The lesson lasts longer than the hour – it will last as long as you work it in your head!
If you have already identified what you want to learn in your lesson, you are ready to prepare for the event. What will you need to bring to make the most of your lesson time?
Of course you will bring you – all ready to go, on time and tuned! But the following things will also help:
- Notebook. Plan to take notes to help capture the gems you came for. You might think you’ll remember it all, but you won’t! You’re likely going to get full answers to your questions (your wants) and it will likely be a lot of information!

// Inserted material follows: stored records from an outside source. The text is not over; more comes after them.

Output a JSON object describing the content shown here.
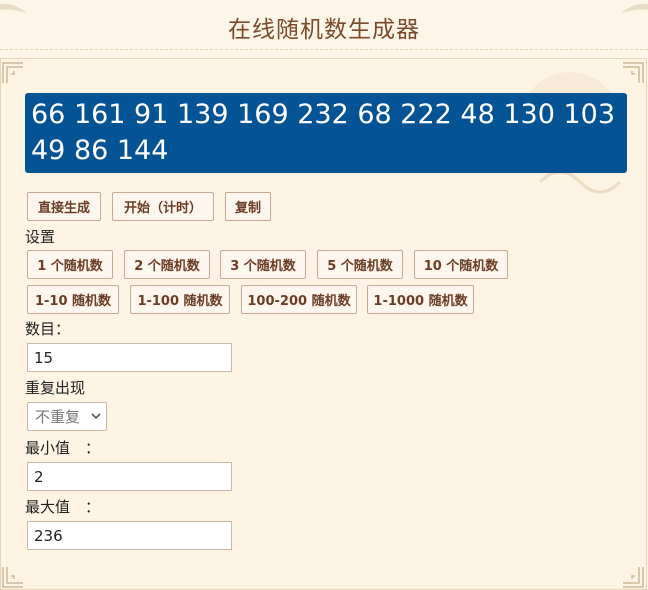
{
  "header": {
    "title": "在线随机数生成器"
  },
  "result": {
    "text": "66 161 91 139 169 232 68 222 48 130 103 49 86 144"
  },
  "actions": {
    "generate": "直接生成",
    "start_timed": "开始（计时）",
    "copy": "复制"
  },
  "settings": {
    "label": "设置",
    "presets_row1": [
      "1 个随机数",
      "2 个随机数",
      "3 个随机数",
      "5 个随机数",
      "10 个随机数"
    ],
    "presets_row2": [
      "1-10 随机数",
      "1-100 随机数",
      "100-200 随机数",
      "1-1000 随机数"
    ]
  },
  "form": {
    "count_label": "数目：",
    "count_value": "15",
    "repeat_label": "重复出现",
    "repeat_value": "不重复",
    "min_label": "最小值　：",
    "min_value": "2",
    "max_label": "最大值　：",
    "max_value": "236"
  },
  "colors": {
    "result_bg": "#045395",
    "button_text": "#6b3d24",
    "title_text": "#7a4a2a"
  }
}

- Recording device. Especially if you want me to be taught a tune. You won’t be able to play it until you have it in your head – which is best accomplished by listening to it. By the way, this doesn’t replace the notebook!
- Music you are currently working. Even if you have it memorized, bring it so everyone can read it! Just bring it!
- Your wants list. I swear there is a switch in the bench which evacuates your memory. Being able to state what you’re hoping to leave with will help you both focus on the most important things in the time you have.
- Journal. Another memory aid, the place you have been collecting your thoughts – and an aid to sharing your progress (this can be your notebook if you’re already keeping a journal).
- Your full attention. Enough said.
- A confidence builder. I get it – there’s a lot of stress at a lesson, especially if you don’t have regular lessons. Anything to help you have a good lesson (maybe a “no fail” piece) is a good idea and will help you settle in.
Being ready will help you have a great lesson and learn a lot. Be ready!
I enjoy teaching lessons. I learn so much each time and I get to help someone learn – it’s a win-win! But sometimes it can be challenging. Teaching regular and recurring lessons to the students in my studio is fun and the progress (and pitfalls) are relatively easy to find.
But when I’m teaching one off lessons, figuring out what I can best offer can be difficult. That’s when my fervent hope is that the student will be able to tell me what they’d like to get from me. And few things are more frustrating than the answer, “I don’t know” or “Whatever you want”!
You are paying good money for the lesson, so it’s worth taking a few moments to figure out why you are there! Don’t know where to start? Here are a few ideas:
- Consult your practice journal – what continuously crops up? Maybe that is something to work on?
- Record yourself – review the recording and find what isn’t working for you (bring the recording if you think it will help).
- Review your competition comments – judges are great at spotting things you could work on.
- Are there things you never learned that you’d like to work on (Harmonics? Arpeggios? Key signatures?)?
- Is there a specific tune you’ve heard me play that you’d like to learn (please don’t ask me to teach you a tune you haven’t heard me play – what if i don’t know it either?)?
Knowing what you want to get from the lesson before you go in will help both you and the teacher get as much as possible from the time you have. Even a vague idea will make your lesson better – and get you farther along your journey.